▶Complex macromolecules: Many macromolecules contain covalent or noncovalent associations of more than one of the major classes of large biomolecules. This can greatly increase the functionality or structural capabilities of the resulting complex. For example, nearly all enzymes are proteins, but some have a noncovalently attached RNA component which is essential for catalytic activity. Associations of nucleic acid and protein are known as nucleoproteins. Examples are telomerase, which is responsible for replicating the ends of eukaryotic chromosomes and E3) and ribonuclease P, an enzyme which matures transfer RNA (tRNA). In telomerase, the RNA acts as a template for telomere DNA synthesis, while in ribonuclease P, the RNA contains the catalytic site of the enzyme. Ribonuclease P is an example of a ribozyme.
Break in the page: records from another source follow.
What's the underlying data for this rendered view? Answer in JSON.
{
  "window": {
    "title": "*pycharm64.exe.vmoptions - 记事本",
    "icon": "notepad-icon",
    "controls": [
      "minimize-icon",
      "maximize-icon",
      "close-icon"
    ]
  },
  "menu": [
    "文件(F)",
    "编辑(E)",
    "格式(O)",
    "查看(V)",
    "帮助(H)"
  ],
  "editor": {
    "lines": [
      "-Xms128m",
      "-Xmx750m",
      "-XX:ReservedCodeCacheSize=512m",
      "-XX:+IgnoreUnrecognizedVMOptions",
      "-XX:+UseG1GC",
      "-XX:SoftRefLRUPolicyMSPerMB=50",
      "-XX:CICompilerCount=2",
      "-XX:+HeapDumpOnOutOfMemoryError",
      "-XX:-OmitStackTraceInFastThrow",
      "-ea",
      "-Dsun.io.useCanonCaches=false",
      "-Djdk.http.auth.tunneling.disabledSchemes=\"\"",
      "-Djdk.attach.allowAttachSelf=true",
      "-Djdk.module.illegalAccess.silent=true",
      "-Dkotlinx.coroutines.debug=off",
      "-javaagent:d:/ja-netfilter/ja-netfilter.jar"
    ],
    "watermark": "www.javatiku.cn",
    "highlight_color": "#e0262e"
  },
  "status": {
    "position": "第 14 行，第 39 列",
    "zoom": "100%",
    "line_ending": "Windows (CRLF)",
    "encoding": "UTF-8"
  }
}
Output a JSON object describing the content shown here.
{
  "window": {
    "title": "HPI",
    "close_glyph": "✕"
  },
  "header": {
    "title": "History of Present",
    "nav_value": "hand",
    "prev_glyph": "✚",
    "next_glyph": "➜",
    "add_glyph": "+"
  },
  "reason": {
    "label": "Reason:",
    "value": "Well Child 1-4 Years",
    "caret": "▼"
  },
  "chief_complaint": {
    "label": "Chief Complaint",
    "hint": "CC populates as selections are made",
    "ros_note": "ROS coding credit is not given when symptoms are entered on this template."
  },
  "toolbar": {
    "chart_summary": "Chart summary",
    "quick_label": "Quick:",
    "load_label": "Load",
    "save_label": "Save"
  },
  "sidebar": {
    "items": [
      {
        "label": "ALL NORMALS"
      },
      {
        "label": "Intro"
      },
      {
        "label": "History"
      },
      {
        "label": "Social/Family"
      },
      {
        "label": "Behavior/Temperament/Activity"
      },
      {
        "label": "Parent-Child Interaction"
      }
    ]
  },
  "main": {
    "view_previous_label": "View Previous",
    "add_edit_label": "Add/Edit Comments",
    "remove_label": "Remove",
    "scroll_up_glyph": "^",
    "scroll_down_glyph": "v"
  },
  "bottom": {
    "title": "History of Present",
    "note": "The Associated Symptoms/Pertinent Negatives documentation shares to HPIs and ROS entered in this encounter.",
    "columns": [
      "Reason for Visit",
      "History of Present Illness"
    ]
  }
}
Glycoproteins contain both protein and carbohydrate (between <1% and > 90% of the weight) components; glycosylation is the commonest form of post-translational modification of proteins. The carbohydrate is always covalently attached to the surface of the protein, never the interior, and is often variable in composition, causing microheterogeneity. This has made glycoproteins difficult to study. Glycoproteins have functions that span the entire range of protein activities, and are usually found extracellularly. They are important components of cell membranes and mediate cell–cell recognition.
Proteoglycans (mucoproteins) are large complexes (>107 Da) of protein and mucopolysaccharide found in bacterial cell walls and in the extracellular space in connective tissue. Their sugar units often have sulfate groups, which makes them highly hydrated. This, coupled with their lengths (> 1000 units), produces solutions of high viscosity. Proteoglycans act as lubricants and shock absorbers in extracellular spaces.
Lipid-linked proteins have a covalently attached lipid component. This is usually a fatty acyl (e.g. myristoyl or palmitoyl) or isoprenoid (e.g. farnesyl or geranylgeranyl) group. These groups serve to anchor the proteins in membranes through hydrophobic interactions with the membrane lipids and also promote protein–protein associations.
In lipoproteins, the lipids and proteins are linked noncovalently. Because lipids are poorly soluble in water, they are transported in the blood as lipoproteins. These are basically particles of triglycerides and cholesterol esters coated with a layer of phospholipids, cholesterol and protein (the apolipoproteins). The structures of the apolipoproteins are such that their hydrophobic amino acids face towards the lipid interior of the particles while the charged and polar amino acids face outwards into the aqueous environment. This renders the particles soluble.
Glycolipids, which include cerebrosides and gangliosides, have covalently linked lipid and carbohydrate components, and are especially abundant in the membranes of brain and nerve cells.